- _Instructions for the task_
Lines with the word "selected" are the answer; copy each of them from the data below.

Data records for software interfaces
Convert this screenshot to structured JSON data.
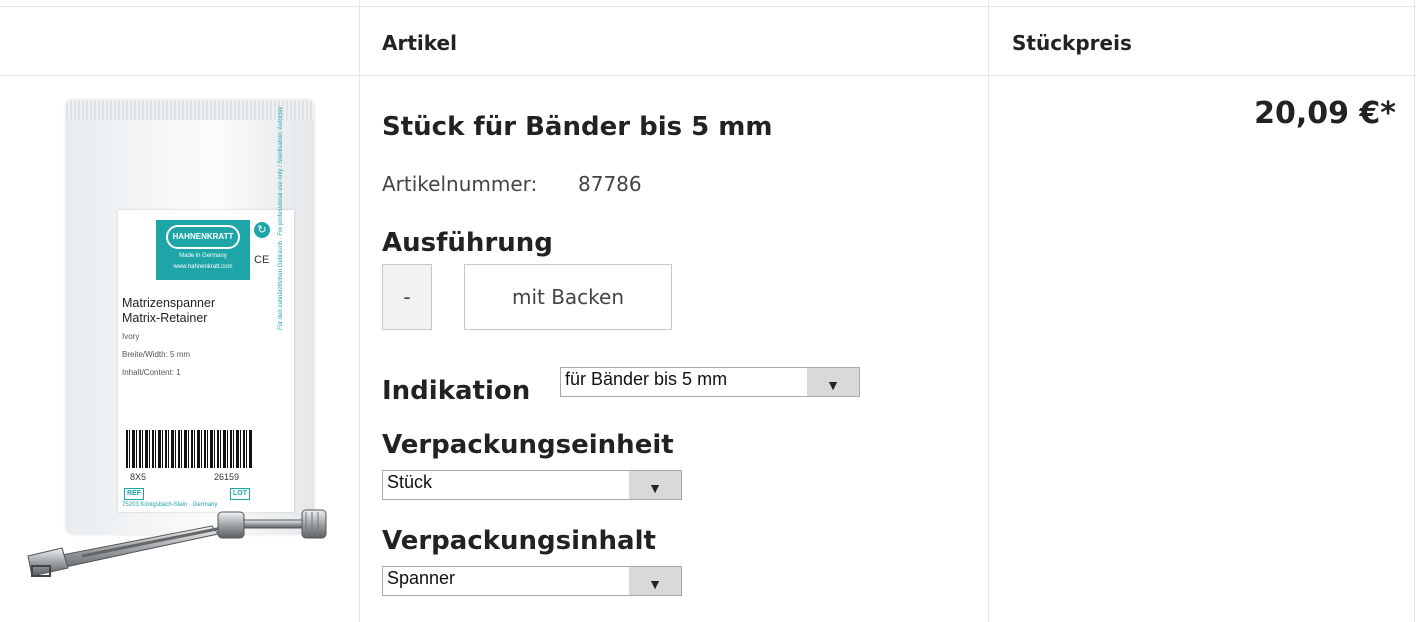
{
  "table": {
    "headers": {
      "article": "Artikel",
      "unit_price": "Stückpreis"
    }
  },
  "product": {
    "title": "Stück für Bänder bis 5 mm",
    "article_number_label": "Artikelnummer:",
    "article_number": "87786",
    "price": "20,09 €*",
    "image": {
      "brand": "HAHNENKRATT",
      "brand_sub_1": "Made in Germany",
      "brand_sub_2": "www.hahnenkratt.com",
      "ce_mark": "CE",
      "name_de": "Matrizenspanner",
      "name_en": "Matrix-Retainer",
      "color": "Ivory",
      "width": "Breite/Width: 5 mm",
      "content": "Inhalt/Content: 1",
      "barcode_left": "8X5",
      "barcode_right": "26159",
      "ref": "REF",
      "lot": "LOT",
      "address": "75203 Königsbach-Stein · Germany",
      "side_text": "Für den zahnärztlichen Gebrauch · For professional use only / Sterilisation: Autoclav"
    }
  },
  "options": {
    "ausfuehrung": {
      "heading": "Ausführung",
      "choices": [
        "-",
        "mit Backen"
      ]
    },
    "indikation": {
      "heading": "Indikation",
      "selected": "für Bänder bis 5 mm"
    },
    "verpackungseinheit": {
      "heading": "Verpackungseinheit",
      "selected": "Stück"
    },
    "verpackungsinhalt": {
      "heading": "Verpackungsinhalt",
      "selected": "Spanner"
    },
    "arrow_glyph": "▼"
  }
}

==

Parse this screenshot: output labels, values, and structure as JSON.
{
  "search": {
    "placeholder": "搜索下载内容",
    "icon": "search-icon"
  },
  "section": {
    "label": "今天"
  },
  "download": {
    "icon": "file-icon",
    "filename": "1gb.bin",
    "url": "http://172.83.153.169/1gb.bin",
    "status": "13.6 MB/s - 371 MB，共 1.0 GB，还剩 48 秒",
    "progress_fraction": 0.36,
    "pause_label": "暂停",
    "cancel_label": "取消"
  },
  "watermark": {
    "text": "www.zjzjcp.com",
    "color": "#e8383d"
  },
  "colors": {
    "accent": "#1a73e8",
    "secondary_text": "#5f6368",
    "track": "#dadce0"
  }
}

- _Answer for this exercise_
      "selected": "für Bänder bis 5 mm"
      "selected": "Stück"
      "selected": "Spanner"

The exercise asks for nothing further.